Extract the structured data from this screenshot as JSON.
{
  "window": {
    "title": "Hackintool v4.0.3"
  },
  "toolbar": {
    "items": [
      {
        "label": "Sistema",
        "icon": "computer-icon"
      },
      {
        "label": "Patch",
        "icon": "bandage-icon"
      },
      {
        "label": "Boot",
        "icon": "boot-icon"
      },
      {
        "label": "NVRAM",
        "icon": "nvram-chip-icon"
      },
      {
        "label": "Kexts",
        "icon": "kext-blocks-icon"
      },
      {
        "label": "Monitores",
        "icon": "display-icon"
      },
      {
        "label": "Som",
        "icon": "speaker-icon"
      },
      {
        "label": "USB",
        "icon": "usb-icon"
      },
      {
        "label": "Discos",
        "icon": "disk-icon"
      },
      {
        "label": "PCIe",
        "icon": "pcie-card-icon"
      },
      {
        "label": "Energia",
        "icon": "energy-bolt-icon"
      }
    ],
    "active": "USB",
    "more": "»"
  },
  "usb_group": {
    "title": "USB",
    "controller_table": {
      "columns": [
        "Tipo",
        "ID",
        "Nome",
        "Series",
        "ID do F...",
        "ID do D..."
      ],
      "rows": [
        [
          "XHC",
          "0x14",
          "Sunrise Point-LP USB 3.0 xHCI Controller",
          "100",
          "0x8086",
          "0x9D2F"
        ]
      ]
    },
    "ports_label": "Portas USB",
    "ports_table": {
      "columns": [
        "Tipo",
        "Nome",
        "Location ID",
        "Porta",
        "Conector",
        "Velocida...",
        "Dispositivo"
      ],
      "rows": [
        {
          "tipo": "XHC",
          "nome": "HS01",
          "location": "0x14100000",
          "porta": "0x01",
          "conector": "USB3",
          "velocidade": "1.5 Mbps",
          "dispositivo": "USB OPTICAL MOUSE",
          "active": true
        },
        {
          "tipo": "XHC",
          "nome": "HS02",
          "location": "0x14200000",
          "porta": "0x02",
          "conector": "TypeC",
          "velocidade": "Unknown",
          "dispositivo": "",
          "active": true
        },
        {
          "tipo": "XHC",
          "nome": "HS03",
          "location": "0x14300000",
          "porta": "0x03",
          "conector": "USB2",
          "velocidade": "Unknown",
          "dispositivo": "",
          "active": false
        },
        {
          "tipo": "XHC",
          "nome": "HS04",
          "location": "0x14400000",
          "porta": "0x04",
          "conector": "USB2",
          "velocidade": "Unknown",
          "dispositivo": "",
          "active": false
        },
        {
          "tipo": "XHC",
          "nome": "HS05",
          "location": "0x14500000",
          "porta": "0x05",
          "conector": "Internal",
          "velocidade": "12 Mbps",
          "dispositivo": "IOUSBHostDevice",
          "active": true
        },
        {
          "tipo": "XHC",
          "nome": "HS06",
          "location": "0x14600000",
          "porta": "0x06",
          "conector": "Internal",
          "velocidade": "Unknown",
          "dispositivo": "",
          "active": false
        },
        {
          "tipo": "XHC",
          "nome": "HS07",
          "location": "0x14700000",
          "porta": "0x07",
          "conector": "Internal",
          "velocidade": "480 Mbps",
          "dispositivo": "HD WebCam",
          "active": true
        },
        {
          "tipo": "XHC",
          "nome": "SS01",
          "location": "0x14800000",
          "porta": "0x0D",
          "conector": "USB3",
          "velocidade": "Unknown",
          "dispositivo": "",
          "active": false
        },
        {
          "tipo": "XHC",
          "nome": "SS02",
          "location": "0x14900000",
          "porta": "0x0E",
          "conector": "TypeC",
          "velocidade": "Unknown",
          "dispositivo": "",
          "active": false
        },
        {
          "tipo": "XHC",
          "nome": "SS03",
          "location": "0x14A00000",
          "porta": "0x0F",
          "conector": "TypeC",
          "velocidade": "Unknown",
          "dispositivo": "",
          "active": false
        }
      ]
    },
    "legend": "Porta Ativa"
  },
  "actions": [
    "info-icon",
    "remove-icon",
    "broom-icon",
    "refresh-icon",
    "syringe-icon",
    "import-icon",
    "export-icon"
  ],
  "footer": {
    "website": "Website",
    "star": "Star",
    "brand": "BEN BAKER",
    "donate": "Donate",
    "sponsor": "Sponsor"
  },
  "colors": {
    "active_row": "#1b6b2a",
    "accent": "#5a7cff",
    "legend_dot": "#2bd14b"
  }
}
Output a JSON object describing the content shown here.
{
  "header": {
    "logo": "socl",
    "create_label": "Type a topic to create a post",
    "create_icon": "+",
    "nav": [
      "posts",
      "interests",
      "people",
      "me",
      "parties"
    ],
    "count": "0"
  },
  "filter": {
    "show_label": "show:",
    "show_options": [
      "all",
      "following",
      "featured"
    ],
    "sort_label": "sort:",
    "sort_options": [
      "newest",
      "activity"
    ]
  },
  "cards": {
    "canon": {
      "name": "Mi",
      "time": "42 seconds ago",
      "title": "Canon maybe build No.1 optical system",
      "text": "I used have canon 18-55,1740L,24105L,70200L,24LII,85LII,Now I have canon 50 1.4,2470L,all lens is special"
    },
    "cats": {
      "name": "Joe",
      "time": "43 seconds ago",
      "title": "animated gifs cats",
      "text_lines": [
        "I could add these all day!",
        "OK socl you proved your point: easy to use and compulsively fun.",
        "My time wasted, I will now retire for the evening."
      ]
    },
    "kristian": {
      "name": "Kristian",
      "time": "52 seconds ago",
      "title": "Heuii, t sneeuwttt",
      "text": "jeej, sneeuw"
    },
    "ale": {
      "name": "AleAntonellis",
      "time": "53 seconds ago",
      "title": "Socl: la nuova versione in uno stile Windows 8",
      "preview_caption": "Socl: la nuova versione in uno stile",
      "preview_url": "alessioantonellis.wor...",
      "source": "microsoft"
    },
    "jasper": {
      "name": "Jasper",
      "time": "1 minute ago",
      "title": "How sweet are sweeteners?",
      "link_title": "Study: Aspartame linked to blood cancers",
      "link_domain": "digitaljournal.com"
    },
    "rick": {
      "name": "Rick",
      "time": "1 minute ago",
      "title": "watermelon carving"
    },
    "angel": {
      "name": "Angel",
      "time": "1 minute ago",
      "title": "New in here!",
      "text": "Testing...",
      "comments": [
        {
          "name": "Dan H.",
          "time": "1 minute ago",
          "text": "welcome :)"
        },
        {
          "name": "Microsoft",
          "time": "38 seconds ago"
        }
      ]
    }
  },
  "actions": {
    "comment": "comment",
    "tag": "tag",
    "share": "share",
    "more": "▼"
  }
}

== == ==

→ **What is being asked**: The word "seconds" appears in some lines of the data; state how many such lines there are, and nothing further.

→ **Response**: 5